Bicameral Im

Bicameral Images reveal our two selves.
Okay, I didn't make up the term. The term was coined by psychologist Julian Jaynes, who presented the idea in his 1976 book The Origin of Consciousness in the Breakdown of the Bicameral Mind. But it fits so well in describing an extremely interesting phenomenon that many people may not realize -- each of us is really two people. No, I don't mean in the traditional sense of having an alter-ego, or a good and bad side. Nor do I mean that we are all schizoids. I mean we are literally two thinking beings residing in the same body.
Early hominids had one mind. It was what psychologists call a "reactive" mind. It only exhibited what we would consider higher thought processes when it was presented with a problem. It didn't plan for the future or imagine how to improve things like a dwelling, a tool or escaping a predator. It only reacted to situations that happened in the "here and now." But, according to Janes, a sudden improvement happened when the human brain decided to double its efforts in thought processing. Now, although you and I have one brain, each half of it has the ability to act independently at the same time.

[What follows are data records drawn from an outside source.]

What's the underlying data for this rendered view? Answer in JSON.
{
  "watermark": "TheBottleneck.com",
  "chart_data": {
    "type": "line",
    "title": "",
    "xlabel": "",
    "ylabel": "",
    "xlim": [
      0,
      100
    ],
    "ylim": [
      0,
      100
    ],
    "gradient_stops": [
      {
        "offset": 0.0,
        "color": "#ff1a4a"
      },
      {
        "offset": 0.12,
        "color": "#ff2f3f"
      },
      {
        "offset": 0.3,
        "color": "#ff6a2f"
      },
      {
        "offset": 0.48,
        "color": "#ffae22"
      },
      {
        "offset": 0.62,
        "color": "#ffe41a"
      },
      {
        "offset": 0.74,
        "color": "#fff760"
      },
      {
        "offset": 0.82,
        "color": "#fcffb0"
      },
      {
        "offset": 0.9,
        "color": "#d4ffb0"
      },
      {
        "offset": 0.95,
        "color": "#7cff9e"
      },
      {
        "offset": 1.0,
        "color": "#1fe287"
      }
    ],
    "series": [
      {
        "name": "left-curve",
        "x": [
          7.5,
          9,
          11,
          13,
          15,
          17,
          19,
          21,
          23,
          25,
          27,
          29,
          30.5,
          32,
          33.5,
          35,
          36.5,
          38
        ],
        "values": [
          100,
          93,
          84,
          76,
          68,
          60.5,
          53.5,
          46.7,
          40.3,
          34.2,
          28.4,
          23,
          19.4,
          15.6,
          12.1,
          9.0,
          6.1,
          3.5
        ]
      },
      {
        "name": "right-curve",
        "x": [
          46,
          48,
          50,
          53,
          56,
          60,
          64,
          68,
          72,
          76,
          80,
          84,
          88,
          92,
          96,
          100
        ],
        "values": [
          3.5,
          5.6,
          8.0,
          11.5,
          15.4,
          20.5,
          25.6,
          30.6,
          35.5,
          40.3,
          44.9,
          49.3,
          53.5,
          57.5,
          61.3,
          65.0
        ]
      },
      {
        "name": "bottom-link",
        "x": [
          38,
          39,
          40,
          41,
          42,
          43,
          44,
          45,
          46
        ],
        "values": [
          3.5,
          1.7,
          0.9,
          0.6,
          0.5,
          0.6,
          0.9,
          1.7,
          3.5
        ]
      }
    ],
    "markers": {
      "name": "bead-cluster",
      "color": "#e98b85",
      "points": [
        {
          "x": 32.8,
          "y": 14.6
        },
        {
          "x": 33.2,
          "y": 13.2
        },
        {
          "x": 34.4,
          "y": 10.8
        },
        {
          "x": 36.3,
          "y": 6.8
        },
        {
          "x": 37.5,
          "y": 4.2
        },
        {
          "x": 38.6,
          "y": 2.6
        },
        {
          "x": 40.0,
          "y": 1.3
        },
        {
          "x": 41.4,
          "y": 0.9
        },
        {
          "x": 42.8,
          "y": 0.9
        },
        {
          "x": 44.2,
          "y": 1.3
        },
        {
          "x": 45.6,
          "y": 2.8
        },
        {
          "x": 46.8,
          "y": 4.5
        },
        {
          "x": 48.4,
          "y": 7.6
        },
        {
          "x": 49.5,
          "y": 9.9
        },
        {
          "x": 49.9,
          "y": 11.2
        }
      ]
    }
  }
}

Like the infomercials say -- "Wait! There's more!"
Follow along on this adventure. I won't disappoint either of you!
About ten years ago, I saw an interesting exercise in which a college psychology professor had taken photographs of her students, made copies that were flipped left to right, and then had them cut in half vertically. She reassembled the images using the two similar sides of the face.

Which Nixon would you buy a used car from?
Nixon's left + left at the far left.
The center image is the normal, original portrait.
Nixon's right + right is on the right.
[A quick way to do this is to place a small mirror perpendicular to a photograph showing a good front face view. As you look into the mirror you can form a whole face from the reflection of either side.]
The composite pictures were...